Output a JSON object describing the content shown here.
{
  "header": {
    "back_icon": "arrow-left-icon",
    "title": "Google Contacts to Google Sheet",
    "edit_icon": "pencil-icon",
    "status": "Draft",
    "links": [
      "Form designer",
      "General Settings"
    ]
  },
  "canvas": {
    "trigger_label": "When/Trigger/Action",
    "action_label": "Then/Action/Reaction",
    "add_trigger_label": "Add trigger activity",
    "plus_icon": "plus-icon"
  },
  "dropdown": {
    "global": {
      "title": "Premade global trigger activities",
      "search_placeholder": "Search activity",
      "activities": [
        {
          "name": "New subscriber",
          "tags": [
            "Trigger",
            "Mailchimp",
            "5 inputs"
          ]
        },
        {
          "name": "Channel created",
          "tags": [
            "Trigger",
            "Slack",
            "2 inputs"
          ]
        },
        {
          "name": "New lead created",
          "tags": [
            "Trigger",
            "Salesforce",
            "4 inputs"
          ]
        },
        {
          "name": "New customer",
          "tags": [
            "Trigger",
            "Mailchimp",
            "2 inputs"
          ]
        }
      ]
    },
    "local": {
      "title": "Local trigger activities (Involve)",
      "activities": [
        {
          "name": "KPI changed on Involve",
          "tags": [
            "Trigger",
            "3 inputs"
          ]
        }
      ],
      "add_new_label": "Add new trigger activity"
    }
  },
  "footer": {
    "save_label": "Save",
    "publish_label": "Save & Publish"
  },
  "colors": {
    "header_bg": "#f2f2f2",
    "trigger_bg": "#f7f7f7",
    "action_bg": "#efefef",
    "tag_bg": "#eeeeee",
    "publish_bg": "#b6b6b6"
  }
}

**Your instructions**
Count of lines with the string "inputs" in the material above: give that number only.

**Response to this exercise**
5